## PROMPT
Below are some records; output all of them exactly as they read.

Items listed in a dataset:
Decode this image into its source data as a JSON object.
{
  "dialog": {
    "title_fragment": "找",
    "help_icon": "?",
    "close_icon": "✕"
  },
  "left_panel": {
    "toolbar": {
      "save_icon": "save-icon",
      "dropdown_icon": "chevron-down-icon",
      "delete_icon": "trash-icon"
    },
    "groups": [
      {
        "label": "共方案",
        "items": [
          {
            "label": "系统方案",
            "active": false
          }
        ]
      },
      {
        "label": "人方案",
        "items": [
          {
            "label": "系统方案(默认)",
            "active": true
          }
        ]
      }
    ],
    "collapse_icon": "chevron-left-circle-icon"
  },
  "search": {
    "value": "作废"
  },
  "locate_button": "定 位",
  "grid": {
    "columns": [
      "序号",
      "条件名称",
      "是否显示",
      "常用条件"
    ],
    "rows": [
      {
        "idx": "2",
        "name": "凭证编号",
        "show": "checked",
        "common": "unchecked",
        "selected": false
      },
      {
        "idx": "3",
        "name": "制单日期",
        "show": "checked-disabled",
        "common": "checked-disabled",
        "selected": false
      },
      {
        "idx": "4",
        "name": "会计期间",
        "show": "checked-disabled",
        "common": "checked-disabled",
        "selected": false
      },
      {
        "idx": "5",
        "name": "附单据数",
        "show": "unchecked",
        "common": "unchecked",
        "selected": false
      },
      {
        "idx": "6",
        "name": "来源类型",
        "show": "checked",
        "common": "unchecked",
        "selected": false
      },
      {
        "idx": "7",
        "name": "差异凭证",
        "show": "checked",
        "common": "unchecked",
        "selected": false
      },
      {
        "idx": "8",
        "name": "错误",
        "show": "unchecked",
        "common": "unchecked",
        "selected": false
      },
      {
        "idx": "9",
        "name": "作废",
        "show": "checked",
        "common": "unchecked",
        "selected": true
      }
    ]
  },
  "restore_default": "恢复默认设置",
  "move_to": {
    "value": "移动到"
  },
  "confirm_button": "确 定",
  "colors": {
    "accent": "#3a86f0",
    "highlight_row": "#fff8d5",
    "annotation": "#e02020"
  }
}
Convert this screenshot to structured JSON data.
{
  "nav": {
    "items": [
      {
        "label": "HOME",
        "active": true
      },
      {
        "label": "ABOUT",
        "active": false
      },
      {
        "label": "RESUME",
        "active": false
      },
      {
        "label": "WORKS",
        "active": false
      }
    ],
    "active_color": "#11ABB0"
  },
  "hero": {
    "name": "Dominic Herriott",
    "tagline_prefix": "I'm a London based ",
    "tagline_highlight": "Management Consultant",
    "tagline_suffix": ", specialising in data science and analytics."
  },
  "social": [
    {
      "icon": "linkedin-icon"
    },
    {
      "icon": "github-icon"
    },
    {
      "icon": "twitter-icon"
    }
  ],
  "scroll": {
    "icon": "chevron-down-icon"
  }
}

## RESULT
Decode this image into its source data as a JSON object.
{
  "dialog": {
    "title_fragment": "找",
    "help_icon": "?",
    "close_icon": "✕"
  },
  "left_panel": {
    "toolbar": {
      "save_icon": "save-icon",
      "dropdown_icon": "chevron-down-icon",
      "delete_icon": "trash-icon"
    },
    "groups": [
      {
        "label": "共方案",
        "items": [
          {
            "label": "系统方案",
            "active": false
          }
        ]
      },
      {
        "label": "人方案",
        "items": [
          {
            "label": "系统方案(默认)",
            "active": true
          }
        ]
      }
    ],
    "collapse_icon": "chevron-left-circle-icon"
  },
  "search": {
    "value": "作废"
  },
  "locate_button": "定 位",
  "grid": {
    "columns": [
      "序号",
      "条件名称",
      "是否显示",
      "常用条件"
    ],
    "rows": [
      {
        "idx": "2",
        "name": "凭证编号",
        "show": "checked",
        "common": "unchecked",
        "selected": false
      },
      {
        "idx": "3",
        "name": "制单日期",
        "show": "checked-disabled",
        "common": "checked-disabled",
        "selected": false
      },
      {
        "idx": "4",
        "name": "会计期间",
        "show": "checked-disabled",
        "common": "checked-disabled",
        "selected": false
      },
      {
        "idx": "5",
        "name": "附单据数",
        "show": "unchecked",
        "common": "unchecked",
        "selected": false
      },
      {
        "idx": "6",
        "name": "来源类型",
        "show": "checked",
        "common": "unchecked",
        "selected": false
      },
      {
        "idx": "7",
        "name": "差异凭证",
        "show": "checked",
        "common": "unchecked",
        "selected": false
      },
      {
        "idx": "8",
        "name": "错误",
        "show": "unchecked",
        "common": "unchecked",
        "selected": false
      },
      {
        "idx": "9",
        "name": "作废",
        "show": "checked",
        "common": "unchecked",
        "selected": true
      }
    ]
  },
  "restore_default": "恢复默认设置",
  "move_to": {
    "value": "移动到"
  },
  "confirm_button": "确 定",
  "colors": {
    "accent": "#3a86f0",
    "highlight_row": "#fff8d5",
    "annotation": "#e02020"
  }
}
Convert this screenshot to structured JSON data.
{
  "nav": {
    "items": [
      {
        "label": "HOME",
        "active": true
      },
      {
        "label": "ABOUT",
        "active": false
      },
      {
        "label": "RESUME",
        "active": false
      },
      {
        "label": "WORKS",
        "active": false
      }
    ],
    "active_color": "#11ABB0"
  },
  "hero": {
    "name": "Dominic Herriott",
    "tagline_prefix": "I'm a London based ",
    "tagline_highlight": "Management Consultant",
    "tagline_suffix": ", specialising in data science and analytics."
  },
  "social": [
    {
      "icon": "linkedin-icon"
    },
    {
      "icon": "github-icon"
    },
    {
      "icon": "twitter-icon"
    }
  ],
  "scroll": {
    "icon": "chevron-down-icon"
  }
}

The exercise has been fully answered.